Write the listing out again, all of it, word for word.

»»

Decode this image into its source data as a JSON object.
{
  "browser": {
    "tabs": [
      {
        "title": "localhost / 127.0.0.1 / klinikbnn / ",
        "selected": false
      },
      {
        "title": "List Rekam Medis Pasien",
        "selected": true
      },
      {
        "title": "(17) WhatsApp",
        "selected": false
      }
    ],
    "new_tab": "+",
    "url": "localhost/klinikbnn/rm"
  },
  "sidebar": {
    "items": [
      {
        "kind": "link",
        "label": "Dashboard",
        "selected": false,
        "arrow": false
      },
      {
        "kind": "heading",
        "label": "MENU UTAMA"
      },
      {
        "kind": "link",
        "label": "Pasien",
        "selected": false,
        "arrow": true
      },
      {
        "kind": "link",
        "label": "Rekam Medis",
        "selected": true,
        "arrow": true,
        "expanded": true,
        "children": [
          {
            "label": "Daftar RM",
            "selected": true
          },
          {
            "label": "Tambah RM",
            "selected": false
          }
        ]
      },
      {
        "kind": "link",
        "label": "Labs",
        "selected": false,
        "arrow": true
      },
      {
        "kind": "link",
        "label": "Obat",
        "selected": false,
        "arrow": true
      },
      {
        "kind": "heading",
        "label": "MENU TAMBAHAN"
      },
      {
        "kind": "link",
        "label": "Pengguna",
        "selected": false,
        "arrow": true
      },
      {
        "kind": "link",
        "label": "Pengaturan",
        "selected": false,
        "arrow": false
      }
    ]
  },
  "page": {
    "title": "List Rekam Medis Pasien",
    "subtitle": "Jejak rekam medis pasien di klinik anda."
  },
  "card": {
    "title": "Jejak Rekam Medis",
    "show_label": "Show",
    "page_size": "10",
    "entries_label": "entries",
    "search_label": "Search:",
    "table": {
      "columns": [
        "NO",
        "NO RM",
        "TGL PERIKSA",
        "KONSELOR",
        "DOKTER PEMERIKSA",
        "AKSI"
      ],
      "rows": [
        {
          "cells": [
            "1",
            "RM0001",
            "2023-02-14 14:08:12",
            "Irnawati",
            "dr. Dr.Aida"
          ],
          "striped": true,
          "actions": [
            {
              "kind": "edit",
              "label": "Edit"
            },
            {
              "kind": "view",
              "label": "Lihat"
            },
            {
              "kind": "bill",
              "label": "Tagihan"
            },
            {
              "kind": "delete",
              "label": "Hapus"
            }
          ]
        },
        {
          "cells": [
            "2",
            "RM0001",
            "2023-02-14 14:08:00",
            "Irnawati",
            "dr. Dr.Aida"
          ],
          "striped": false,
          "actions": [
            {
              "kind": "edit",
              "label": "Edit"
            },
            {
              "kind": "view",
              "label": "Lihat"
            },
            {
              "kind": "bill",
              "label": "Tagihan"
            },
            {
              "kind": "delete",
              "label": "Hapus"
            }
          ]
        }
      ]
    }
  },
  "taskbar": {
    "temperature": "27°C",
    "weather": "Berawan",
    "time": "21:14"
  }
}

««

TASK RESPONSE:
Decode this image into its source data as a JSON object.
{
  "browser": {
    "tabs": [
      {
        "title": "localhost / 127.0.0.1 / klinikbnn / ",
        "selected": false
      },
      {
        "title": "List Rekam Medis Pasien",
        "selected": true
      },
      {
        "title": "(17) WhatsApp",
        "selected": false
      }
    ],
    "new_tab": "+",
    "url": "localhost/klinikbnn/rm"
  },
  "sidebar": {
    "items": [
      {
        "kind": "link",
        "label": "Dashboard",
        "selected": false,
        "arrow": false
      },
      {
        "kind": "heading",
        "label": "MENU UTAMA"
      },
      {
        "kind": "link",
        "label": "Pasien",
        "selected": false,
        "arrow": true
      },
      {
        "kind": "link",
        "label": "Rekam Medis",
        "selected": true,
        "arrow": true,
        "expanded": true,
        "children": [
          {
            "label": "Daftar RM",
            "selected": true
          },
          {
            "label": "Tambah RM",
            "selected": false
          }
        ]
      },
      {
        "kind": "link",
        "label": "Labs",
        "selected": false,
        "arrow": true
      },
      {
        "kind": "link",
        "label": "Obat",
        "selected": false,
        "arrow": true
      },
      {
        "kind": "heading",
        "label": "MENU TAMBAHAN"
      },
      {
        "kind": "link",
        "label": "Pengguna",
        "selected": false,
        "arrow": true
      },
      {
        "kind": "link",
        "label": "Pengaturan",
        "selected": false,
        "arrow": false
      }
    ]
  },
  "page": {
    "title": "List Rekam Medis Pasien",
    "subtitle": "Jejak rekam medis pasien di klinik anda."
  },
  "card": {
    "title": "Jejak Rekam Medis",
    "show_label": "Show",
    "page_size": "10",
    "entries_label": "entries",
    "search_label": "Search:",
    "table": {
      "columns": [
        "NO",
        "NO RM",
        "TGL PERIKSA",
        "KONSELOR",
        "DOKTER PEMERIKSA",
        "AKSI"
      ],
      "rows": [
        {
          "cells": [
            "1",
            "RM0001",
            "2023-02-14 14:08:12",
            "Irnawati",
            "dr. Dr.Aida"
          ],
          "striped": true,
          "actions": [
            {
              "kind": "edit",
              "label": "Edit"
            },
            {
              "kind": "view",
              "label": "Lihat"
            },
            {
              "kind": "bill",
              "label": "Tagihan"
            },
            {
              "kind": "delete",
              "label": "Hapus"
            }
          ]
        },
        {
          "cells": [
            "2",
            "RM0001",
            "2023-02-14 14:08:00",
            "Irnawati",
            "dr. Dr.Aida"
          ],
          "striped": false,
          "actions": [
            {
              "kind": "edit",
              "label": "Edit"
            },
            {
              "kind": "view",
              "label": "Lihat"
            },
            {
              "kind": "bill",
              "label": "Tagihan"
            },
            {
              "kind": "delete",
              "label": "Hapus"
            }
          ]
        }
      ]
    }
  },
  "taskbar": {
    "temperature": "27°C",
    "weather": "Berawan",
    "time": "21:14"
  }
}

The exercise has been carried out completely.